# WORK TO COMPLETE
Repeat the listing exactly, line by line, and leave the pictures behind.

# DATASET RECORDS
#####

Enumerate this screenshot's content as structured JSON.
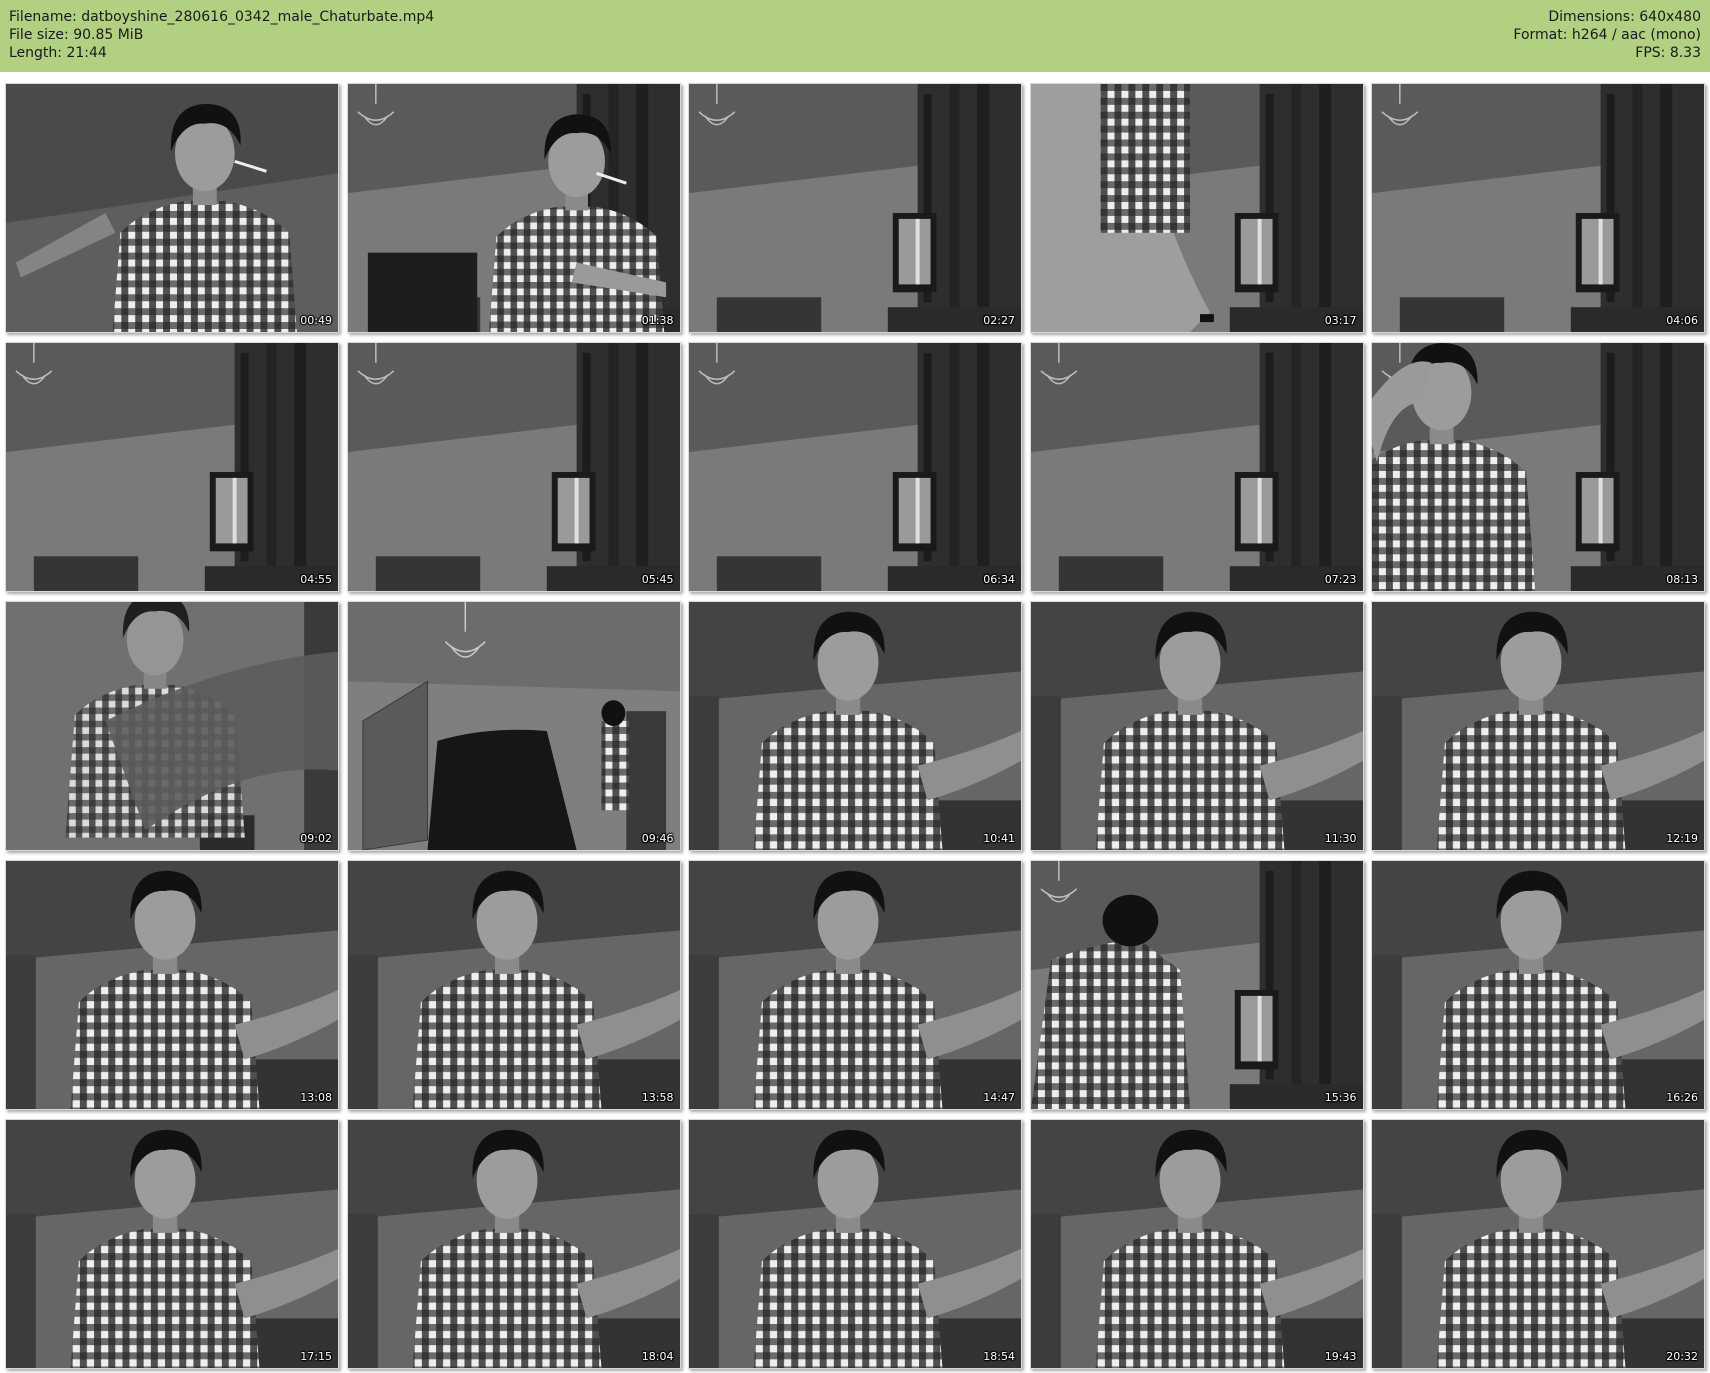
{
  "header": {
    "filename": "Filename: datboyshine_280616_0342_male_Chaturbate.mp4",
    "filesize": "File size: 90.85 MiB",
    "length": "Length: 21:44",
    "dimensions": "Dimensions: 640x480",
    "format": "Format: h264 / aac (mono)",
    "fps": "FPS: 8.33"
  },
  "colors": {
    "header_bg": "#b2d082",
    "page_bg": "#ffffff"
  },
  "thumbnails": [
    {
      "time": "00:49",
      "scene": "person-wide"
    },
    {
      "time": "01:38",
      "scene": "person-side"
    },
    {
      "time": "02:27",
      "scene": "empty-room"
    },
    {
      "time": "03:17",
      "scene": "arm-closeup"
    },
    {
      "time": "04:06",
      "scene": "empty-room"
    },
    {
      "time": "04:55",
      "scene": "empty-room"
    },
    {
      "time": "05:45",
      "scene": "empty-room"
    },
    {
      "time": "06:34",
      "scene": "empty-room"
    },
    {
      "time": "07:23",
      "scene": "empty-room"
    },
    {
      "time": "08:13",
      "scene": "person-left"
    },
    {
      "time": "09:02",
      "scene": "blur"
    },
    {
      "time": "09:46",
      "scene": "room-chair"
    },
    {
      "time": "10:41",
      "scene": "person-center"
    },
    {
      "time": "11:30",
      "scene": "person-center"
    },
    {
      "time": "12:19",
      "scene": "person-center"
    },
    {
      "time": "13:08",
      "scene": "person-center"
    },
    {
      "time": "13:58",
      "scene": "person-center"
    },
    {
      "time": "14:47",
      "scene": "person-center"
    },
    {
      "time": "15:36",
      "scene": "person-away"
    },
    {
      "time": "16:26",
      "scene": "person-center"
    },
    {
      "time": "17:15",
      "scene": "person-center"
    },
    {
      "time": "18:04",
      "scene": "person-center"
    },
    {
      "time": "18:54",
      "scene": "person-center"
    },
    {
      "time": "19:43",
      "scene": "person-center"
    },
    {
      "time": "20:32",
      "scene": "person-center"
    }
  ]
}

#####

# OUTPUT
Enumerate this screenshot's content as structured JSON.
{
  "header": {
    "filename": "Filename: datboyshine_280616_0342_male_Chaturbate.mp4",
    "filesize": "File size: 90.85 MiB",
    "length": "Length: 21:44",
    "dimensions": "Dimensions: 640x480",
    "format": "Format: h264 / aac (mono)",
    "fps": "FPS: 8.33"
  },
  "colors": {
    "header_bg": "#b2d082",
    "page_bg": "#ffffff"
  },
  "thumbnails": [
    {
      "time": "00:49",
      "scene": "person-wide"
    },
    {
      "time": "01:38",
      "scene": "person-side"
    },
    {
      "time": "02:27",
      "scene": "empty-room"
    },
    {
      "time": "03:17",
      "scene": "arm-closeup"
    },
    {
      "time": "04:06",
      "scene": "empty-room"
    },
    {
      "time": "04:55",
      "scene": "empty-room"
    },
    {
      "time": "05:45",
      "scene": "empty-room"
    },
    {
      "time": "06:34",
      "scene": "empty-room"
    },
    {
      "time": "07:23",
      "scene": "empty-room"
    },
    {
      "time": "08:13",
      "scene": "person-left"
    },
    {
      "time": "09:02",
      "scene": "blur"
    },
    {
      "time": "09:46",
      "scene": "room-chair"
    },
    {
      "time": "10:41",
      "scene": "person-center"
    },
    {
      "time": "11:30",
      "scene": "person-center"
    },
    {
      "time": "12:19",
      "scene": "person-center"
    },
    {
      "time": "13:08",
      "scene": "person-center"
    },
    {
      "time": "13:58",
      "scene": "person-center"
    },
    {
      "time": "14:47",
      "scene": "person-center"
    },
    {
      "time": "15:36",
      "scene": "person-away"
    },
    {
      "time": "16:26",
      "scene": "person-center"
    },
    {
      "time": "17:15",
      "scene": "person-center"
    },
    {
      "time": "18:04",
      "scene": "person-center"
    },
    {
      "time": "18:54",
      "scene": "person-center"
    },
    {
      "time": "19:43",
      "scene": "person-center"
    },
    {
      "time": "20:32",
      "scene": "person-center"
    }
  ]
}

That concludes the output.